WHAT TO WORK ON
Scan the entries below and count the lines holding the string "JSON". Supply only the number.

======== DATA FOR THIS TASK ========

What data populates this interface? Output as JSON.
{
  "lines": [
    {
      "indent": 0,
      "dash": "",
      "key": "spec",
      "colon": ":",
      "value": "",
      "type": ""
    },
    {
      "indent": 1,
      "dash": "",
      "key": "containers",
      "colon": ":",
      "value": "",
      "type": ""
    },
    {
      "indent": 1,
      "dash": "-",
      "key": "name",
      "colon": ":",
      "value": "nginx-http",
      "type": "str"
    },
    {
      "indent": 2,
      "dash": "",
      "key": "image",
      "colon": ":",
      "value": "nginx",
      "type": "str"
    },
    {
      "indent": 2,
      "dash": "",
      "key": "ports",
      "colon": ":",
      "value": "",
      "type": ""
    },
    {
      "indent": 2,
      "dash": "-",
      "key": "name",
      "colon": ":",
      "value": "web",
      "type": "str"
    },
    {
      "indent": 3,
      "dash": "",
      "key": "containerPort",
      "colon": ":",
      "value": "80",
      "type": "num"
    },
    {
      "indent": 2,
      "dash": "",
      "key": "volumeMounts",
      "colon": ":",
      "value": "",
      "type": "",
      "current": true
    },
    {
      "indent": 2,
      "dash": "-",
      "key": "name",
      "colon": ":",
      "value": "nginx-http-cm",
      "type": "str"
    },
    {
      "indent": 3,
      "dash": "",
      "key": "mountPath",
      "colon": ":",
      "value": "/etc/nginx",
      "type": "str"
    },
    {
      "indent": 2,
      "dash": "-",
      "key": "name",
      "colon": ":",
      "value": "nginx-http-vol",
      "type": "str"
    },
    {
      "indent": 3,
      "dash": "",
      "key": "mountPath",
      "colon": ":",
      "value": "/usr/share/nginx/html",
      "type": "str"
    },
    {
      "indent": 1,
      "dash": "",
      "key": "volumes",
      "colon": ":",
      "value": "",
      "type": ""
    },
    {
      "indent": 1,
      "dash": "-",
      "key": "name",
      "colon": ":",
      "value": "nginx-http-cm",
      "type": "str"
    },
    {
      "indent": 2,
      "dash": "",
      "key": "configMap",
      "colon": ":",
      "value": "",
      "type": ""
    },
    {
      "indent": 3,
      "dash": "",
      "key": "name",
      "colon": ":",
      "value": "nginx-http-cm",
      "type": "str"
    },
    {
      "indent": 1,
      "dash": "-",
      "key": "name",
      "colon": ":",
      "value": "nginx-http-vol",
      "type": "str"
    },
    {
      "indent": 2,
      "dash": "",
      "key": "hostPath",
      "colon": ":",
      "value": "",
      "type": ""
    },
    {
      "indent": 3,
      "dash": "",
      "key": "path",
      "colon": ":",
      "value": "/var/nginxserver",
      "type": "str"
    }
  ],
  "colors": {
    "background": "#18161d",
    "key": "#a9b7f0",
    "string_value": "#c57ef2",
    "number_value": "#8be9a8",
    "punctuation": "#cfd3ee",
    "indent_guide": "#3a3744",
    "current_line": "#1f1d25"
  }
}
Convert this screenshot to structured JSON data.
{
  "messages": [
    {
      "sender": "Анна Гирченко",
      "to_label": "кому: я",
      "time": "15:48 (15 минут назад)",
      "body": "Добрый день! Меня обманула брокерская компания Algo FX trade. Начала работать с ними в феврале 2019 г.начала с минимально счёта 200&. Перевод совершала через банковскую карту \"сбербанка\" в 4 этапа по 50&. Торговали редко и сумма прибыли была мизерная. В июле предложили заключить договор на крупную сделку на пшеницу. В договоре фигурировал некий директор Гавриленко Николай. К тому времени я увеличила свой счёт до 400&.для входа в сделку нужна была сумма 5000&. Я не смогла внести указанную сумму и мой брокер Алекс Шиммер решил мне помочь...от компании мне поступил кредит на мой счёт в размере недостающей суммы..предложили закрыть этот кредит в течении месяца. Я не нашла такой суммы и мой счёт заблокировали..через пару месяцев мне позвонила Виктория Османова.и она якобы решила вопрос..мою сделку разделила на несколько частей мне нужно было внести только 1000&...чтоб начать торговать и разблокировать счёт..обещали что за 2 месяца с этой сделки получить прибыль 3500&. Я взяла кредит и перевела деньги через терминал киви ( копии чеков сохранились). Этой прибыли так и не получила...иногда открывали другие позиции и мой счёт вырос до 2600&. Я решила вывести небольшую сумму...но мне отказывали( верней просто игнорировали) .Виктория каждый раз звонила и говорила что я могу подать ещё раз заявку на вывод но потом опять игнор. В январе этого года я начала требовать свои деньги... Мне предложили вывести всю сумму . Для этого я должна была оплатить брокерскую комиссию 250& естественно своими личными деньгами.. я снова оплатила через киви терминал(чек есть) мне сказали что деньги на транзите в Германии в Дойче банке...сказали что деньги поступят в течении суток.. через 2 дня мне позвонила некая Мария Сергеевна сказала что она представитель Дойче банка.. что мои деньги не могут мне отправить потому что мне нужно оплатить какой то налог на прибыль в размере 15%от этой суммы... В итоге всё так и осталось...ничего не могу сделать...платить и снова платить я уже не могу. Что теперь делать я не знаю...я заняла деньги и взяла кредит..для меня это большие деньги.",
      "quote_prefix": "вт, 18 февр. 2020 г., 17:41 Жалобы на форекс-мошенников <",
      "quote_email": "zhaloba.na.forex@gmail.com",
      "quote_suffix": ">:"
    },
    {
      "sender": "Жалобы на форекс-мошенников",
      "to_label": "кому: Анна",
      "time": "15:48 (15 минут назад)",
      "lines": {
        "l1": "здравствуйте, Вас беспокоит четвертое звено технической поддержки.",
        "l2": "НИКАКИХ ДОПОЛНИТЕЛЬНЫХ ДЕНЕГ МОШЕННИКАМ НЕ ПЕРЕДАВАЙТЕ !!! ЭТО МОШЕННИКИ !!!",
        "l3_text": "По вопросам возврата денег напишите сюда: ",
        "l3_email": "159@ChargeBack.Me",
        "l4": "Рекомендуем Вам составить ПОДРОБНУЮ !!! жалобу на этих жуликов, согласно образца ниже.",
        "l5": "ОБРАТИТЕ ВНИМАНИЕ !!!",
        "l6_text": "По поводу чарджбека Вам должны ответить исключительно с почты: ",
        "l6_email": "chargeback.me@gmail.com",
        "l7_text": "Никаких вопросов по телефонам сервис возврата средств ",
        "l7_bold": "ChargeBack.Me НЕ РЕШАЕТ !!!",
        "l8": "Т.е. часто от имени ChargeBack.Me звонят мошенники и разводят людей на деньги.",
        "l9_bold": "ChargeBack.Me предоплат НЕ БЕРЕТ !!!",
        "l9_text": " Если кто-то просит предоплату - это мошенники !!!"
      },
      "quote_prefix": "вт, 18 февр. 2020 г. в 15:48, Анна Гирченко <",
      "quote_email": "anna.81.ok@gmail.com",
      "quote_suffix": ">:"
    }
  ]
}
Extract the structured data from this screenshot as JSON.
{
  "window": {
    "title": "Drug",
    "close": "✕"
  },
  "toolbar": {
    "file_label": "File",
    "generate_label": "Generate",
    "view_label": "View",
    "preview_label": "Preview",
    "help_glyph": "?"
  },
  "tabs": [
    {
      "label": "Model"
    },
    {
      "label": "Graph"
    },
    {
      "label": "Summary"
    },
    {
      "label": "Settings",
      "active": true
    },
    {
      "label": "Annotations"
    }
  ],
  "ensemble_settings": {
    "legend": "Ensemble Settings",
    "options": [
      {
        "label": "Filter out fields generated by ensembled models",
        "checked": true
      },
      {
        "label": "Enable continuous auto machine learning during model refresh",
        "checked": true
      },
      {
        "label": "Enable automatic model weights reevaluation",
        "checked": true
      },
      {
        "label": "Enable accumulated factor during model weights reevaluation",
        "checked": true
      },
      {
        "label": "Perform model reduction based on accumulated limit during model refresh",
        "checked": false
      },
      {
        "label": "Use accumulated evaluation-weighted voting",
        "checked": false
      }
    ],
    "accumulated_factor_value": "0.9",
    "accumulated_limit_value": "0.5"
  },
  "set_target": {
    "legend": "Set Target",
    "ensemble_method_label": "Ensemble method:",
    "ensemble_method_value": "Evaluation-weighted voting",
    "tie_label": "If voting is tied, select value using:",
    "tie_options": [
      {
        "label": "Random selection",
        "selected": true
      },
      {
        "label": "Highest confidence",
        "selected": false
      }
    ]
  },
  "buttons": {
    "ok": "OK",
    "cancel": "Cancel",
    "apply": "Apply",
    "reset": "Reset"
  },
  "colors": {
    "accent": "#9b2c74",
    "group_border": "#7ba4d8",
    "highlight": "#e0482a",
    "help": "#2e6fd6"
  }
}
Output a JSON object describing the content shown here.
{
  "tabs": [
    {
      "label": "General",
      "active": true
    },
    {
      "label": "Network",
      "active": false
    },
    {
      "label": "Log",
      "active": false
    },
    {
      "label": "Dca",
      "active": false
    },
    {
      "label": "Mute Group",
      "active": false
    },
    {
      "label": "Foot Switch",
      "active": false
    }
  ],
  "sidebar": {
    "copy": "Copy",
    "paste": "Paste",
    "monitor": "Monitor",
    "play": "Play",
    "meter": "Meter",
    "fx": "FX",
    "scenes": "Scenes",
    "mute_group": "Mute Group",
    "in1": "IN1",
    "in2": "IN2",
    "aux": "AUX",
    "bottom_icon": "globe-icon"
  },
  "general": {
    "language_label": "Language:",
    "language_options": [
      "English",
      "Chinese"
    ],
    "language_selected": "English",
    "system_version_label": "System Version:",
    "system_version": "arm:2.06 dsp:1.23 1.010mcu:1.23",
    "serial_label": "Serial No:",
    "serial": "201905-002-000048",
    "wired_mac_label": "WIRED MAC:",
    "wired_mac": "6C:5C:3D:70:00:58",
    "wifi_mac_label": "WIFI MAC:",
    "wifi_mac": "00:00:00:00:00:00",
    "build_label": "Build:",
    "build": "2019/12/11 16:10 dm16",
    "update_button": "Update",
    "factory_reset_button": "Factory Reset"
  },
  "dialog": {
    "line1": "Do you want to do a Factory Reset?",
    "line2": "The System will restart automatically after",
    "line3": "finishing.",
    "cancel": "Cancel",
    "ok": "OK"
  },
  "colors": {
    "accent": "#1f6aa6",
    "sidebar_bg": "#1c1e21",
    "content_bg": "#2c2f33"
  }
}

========

EXPECTED OUTPUT
4